That was the question for councillors at the monthly council meeting on Wednesday.
Councillors were told 20 councils had already invested and joined the campaign against the Government's decision to implement the Three Waters reform last month.
They also heard that there were potentially several groups seeking to challenge the decision in the High Court.
They were asked to consider signing a Memorandum of Understanding which would see the council join as a partner council.
Phil Hartridge, of the Tararua Economic Impact society, addressed the council in a public forum.
He said the society had been working behind the council, gathering as much information as it could.
"As an organisation we are very heartened and pleased by the way Tararua District Council is conducting the matter so far," he told councillors.
He said he encouraged the council to join with the other councils.
He also encouraged them to join with other societies considering the legal challenge,
"so we can all be informed and give as much support to those societies as we can".
Mayor Tracey Collis said the council had entered the process of Three Waters reform in good faith and had committed to engaging with the community.
She said the mandate had caused much division in the community and created further uncertainty for people and businesses during Covid.
Councillors had two options, she said.
"The first one, in my mind, is to let our communities heal after the Government's decision because it's out of our hands."
The Government had given direction on the next steps and how the council could take part in that process.
Collis said there was Covid in the community and right now that needed to be the focus.
The council's second choice was to invest and join as a Partner Council, which would give time to explore options.
Councillor Shirley Hull said this wasn't just about Three Waters.
"This is actually about democracy.
"I think our voice needs to be loud and clear back to the Government as a group that we are responding to our communities when we sign that Memorandum of Understanding on behalf of our communities."
She said she had a lot of people behind her who were concerned about the lack of democratic nature of the decision to mandate.
Councillor Peter Johns said the more people who stood up and protested the way it had been done, the better.
He said the most important thing for him was "the loss of control in our own destiny".
His concern was that decisions were made by some faceless person or committee in Nelson or Wellington and that person would make decisions on priorities.

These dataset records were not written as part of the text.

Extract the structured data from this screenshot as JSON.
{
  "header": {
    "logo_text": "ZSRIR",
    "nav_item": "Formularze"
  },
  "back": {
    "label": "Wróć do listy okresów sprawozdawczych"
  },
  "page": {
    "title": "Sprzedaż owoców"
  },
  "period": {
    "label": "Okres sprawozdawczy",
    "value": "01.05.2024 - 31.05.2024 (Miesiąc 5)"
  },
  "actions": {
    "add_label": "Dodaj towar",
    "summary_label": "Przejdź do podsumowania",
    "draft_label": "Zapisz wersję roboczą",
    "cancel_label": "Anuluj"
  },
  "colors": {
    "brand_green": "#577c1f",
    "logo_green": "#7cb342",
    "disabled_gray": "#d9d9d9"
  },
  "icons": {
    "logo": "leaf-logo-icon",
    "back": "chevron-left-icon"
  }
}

"It could be that Nelson's requirements are greater than ours.
"No, we can't have extra water in Woodville or Pahiatua and therefore we can't grow, we can't bring in new industry that may require a degree of additional water."
Councillor Sharon Wards said it was heartening to hear the public's comments.
She said without the community support there would have been potential for the council to not have any power over the Three Waters situation.
She was also heartened to hear that the oversight group that would be part of the Memorandum of Understanding was well representative of rural communities across New Zealand.
Councillors supported signing the memorandum.